How to complete this task:
Word for word, reproduce every line of the data.

Given data:
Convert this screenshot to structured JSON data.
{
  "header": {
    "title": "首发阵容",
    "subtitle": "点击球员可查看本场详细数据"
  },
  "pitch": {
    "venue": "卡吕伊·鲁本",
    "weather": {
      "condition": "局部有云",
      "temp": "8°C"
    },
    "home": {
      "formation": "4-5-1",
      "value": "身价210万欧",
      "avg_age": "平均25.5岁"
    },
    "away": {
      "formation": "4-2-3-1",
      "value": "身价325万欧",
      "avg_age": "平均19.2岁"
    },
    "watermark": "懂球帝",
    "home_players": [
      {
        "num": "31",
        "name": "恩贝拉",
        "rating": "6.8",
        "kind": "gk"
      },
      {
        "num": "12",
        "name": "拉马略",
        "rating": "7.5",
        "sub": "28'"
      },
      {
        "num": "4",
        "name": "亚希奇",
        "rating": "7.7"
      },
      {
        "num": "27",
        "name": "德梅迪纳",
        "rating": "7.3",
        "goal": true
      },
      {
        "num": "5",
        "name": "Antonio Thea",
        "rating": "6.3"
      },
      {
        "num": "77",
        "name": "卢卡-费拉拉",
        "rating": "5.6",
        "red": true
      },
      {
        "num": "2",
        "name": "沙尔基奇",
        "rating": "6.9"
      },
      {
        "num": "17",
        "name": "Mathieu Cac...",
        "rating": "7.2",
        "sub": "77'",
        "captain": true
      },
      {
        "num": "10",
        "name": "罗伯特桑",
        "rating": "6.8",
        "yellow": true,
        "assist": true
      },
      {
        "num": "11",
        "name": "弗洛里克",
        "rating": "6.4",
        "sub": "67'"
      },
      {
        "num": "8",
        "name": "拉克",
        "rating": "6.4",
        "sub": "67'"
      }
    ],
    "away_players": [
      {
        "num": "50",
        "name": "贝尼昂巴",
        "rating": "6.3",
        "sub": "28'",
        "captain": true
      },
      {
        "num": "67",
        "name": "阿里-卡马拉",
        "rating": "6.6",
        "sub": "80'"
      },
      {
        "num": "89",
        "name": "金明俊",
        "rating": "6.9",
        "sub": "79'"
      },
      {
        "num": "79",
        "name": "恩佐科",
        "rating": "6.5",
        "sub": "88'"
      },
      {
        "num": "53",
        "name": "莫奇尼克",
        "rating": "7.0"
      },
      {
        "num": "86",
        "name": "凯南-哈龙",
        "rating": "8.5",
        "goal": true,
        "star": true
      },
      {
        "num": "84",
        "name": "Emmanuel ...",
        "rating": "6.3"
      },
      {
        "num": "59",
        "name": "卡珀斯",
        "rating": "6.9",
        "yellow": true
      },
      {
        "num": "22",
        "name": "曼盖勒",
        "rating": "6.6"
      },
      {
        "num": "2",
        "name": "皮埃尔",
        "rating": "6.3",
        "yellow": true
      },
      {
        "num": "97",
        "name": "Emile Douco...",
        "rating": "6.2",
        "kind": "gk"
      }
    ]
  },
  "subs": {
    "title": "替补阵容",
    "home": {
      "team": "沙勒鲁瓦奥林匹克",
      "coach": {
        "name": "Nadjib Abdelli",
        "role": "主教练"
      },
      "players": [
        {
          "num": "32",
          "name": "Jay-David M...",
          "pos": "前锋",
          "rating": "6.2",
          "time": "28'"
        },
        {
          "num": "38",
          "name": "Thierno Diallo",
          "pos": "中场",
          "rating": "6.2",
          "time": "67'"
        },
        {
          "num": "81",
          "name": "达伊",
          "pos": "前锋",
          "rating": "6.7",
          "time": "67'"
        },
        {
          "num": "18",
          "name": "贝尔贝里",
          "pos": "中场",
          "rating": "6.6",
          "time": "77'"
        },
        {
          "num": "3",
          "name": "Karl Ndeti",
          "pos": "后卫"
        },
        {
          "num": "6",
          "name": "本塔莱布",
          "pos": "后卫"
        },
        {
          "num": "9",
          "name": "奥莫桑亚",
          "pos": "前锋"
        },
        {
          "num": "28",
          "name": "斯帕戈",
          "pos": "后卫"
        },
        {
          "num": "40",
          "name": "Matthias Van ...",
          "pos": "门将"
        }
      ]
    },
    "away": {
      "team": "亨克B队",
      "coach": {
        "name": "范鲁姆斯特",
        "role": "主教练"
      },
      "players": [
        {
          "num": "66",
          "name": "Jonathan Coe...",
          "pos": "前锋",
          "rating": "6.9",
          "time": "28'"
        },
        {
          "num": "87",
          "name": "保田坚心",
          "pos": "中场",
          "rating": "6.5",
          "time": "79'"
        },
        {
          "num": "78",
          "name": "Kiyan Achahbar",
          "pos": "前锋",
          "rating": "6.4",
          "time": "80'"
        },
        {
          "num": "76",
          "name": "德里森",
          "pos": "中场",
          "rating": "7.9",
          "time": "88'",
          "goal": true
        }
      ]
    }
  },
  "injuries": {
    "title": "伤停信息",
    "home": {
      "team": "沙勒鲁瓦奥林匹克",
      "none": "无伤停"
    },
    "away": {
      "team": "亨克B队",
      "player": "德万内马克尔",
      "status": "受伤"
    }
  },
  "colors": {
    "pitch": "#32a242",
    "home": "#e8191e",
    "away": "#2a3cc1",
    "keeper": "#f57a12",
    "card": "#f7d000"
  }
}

Answer space:
Convert this screenshot to structured JSON data.
{
  "header": {
    "title": "首发阵容",
    "subtitle": "点击球员可查看本场详细数据"
  },
  "pitch": {
    "venue": "卡吕伊·鲁本",
    "weather": {
      "condition": "局部有云",
      "temp": "8°C"
    },
    "home": {
      "formation": "4-5-1",
      "value": "身价210万欧",
      "avg_age": "平均25.5岁"
    },
    "away": {
      "formation": "4-2-3-1",
      "value": "身价325万欧",
      "avg_age": "平均19.2岁"
    },
    "watermark": "懂球帝",
    "home_players": [
      {
        "num": "31",
        "name": "恩贝拉",
        "rating": "6.8",
        "kind": "gk"
      },
      {
        "num": "12",
        "name": "拉马略",
        "rating": "7.5",
        "sub": "28'"
      },
      {
        "num": "4",
        "name": "亚希奇",
        "rating": "7.7"
      },
      {
        "num": "27",
        "name": "德梅迪纳",
        "rating": "7.3",
        "goal": true
      },
      {
        "num": "5",
        "name": "Antonio Thea",
        "rating": "6.3"
      },
      {
        "num": "77",
        "name": "卢卡-费拉拉",
        "rating": "5.6",
        "red": true
      },
      {
        "num": "2",
        "name": "沙尔基奇",
        "rating": "6.9"
      },
      {
        "num": "17",
        "name": "Mathieu Cac...",
        "rating": "7.2",
        "sub": "77'",
        "captain": true
      },
      {
        "num": "10",
        "name": "罗伯特桑",
        "rating": "6.8",
        "yellow": true,
        "assist": true
      },
      {
        "num": "11",
        "name": "弗洛里克",
        "rating": "6.4",
        "sub": "67'"
      },
      {
        "num": "8",
        "name": "拉克",
        "rating": "6.4",
        "sub": "67'"
      }
    ],
    "away_players": [
      {
        "num": "50",
        "name": "贝尼昂巴",
        "rating": "6.3",
        "sub": "28'",
        "captain": true
      },
      {
        "num": "67",
        "name": "阿里-卡马拉",
        "rating": "6.6",
        "sub": "80'"
      },
      {
        "num": "89",
        "name": "金明俊",
        "rating": "6.9",
        "sub": "79'"
      },
      {
        "num": "79",
        "name": "恩佐科",
        "rating": "6.5",
        "sub": "88'"
      },
      {
        "num": "53",
        "name": "莫奇尼克",
        "rating": "7.0"
      },
      {
        "num": "86",
        "name": "凯南-哈龙",
        "rating": "8.5",
        "goal": true,
        "star": true
      },
      {
        "num": "84",
        "name": "Emmanuel ...",
        "rating": "6.3"
      },
      {
        "num": "59",
        "name": "卡珀斯",
        "rating": "6.9",
        "yellow": true
      },
      {
        "num": "22",
        "name": "曼盖勒",
        "rating": "6.6"
      },
      {
        "num": "2",
        "name": "皮埃尔",
        "rating": "6.3",
        "yellow": true
      },
      {
        "num": "97",
        "name": "Emile Douco...",
        "rating": "6.2",
        "kind": "gk"
      }
    ]
  },
  "subs": {
    "title": "替补阵容",
    "home": {
      "team": "沙勒鲁瓦奥林匹克",
      "coach": {
        "name": "Nadjib Abdelli",
        "role": "主教练"
      },
      "players": [
        {
          "num": "32",
          "name": "Jay-David M...",
          "pos": "前锋",
          "rating": "6.2",
          "time": "28'"
        },
        {
          "num": "38",
          "name": "Thierno Diallo",
          "pos": "中场",
          "rating": "6.2",
          "time": "67'"
        },
        {
          "num": "81",
          "name": "达伊",
          "pos": "前锋",
          "rating": "6.7",
          "time": "67'"
        },
        {
          "num": "18",
          "name": "贝尔贝里",
          "pos": "中场",
          "rating": "6.6",
          "time": "77'"
        },
        {
          "num": "3",
          "name": "Karl Ndeti",
          "pos": "后卫"
        },
        {
          "num": "6",
          "name": "本塔莱布",
          "pos": "后卫"
        },
        {
          "num": "9",
          "name": "奥莫桑亚",
          "pos": "前锋"
        },
        {
          "num": "28",
          "name": "斯帕戈",
          "pos": "后卫"
        },
        {
          "num": "40",
          "name": "Matthias Van ...",
          "pos": "门将"
        }
      ]
    },
    "away": {
      "team": "亨克B队",
      "coach": {
        "name": "范鲁姆斯特",
        "role": "主教练"
      },
      "players": [
        {
          "num": "66",
          "name": "Jonathan Coe...",
          "pos": "前锋",
          "rating": "6.9",
          "time": "28'"
        },
        {
          "num": "87",
          "name": "保田坚心",
          "pos": "中场",
          "rating": "6.5",
          "time": "79'"
        },
        {
          "num": "78",
          "name": "Kiyan Achahbar",
          "pos": "前锋",
          "rating": "6.4",
          "time": "80'"
        },
        {
          "num": "76",
          "name": "德里森",
          "pos": "中场",
          "rating": "7.9",
          "time": "88'",
          "goal": true
        }
      ]
    }
  },
  "injuries": {
    "title": "伤停信息",
    "home": {
      "team": "沙勒鲁瓦奥林匹克",
      "none": "无伤停"
    },
    "away": {
      "team": "亨克B队",
      "player": "德万内马克尔",
      "status": "受伤"
    }
  },
  "colors": {
    "pitch": "#32a242",
    "home": "#e8191e",
    "away": "#2a3cc1",
    "keeper": "#f57a12",
    "card": "#f7d000"
  }
}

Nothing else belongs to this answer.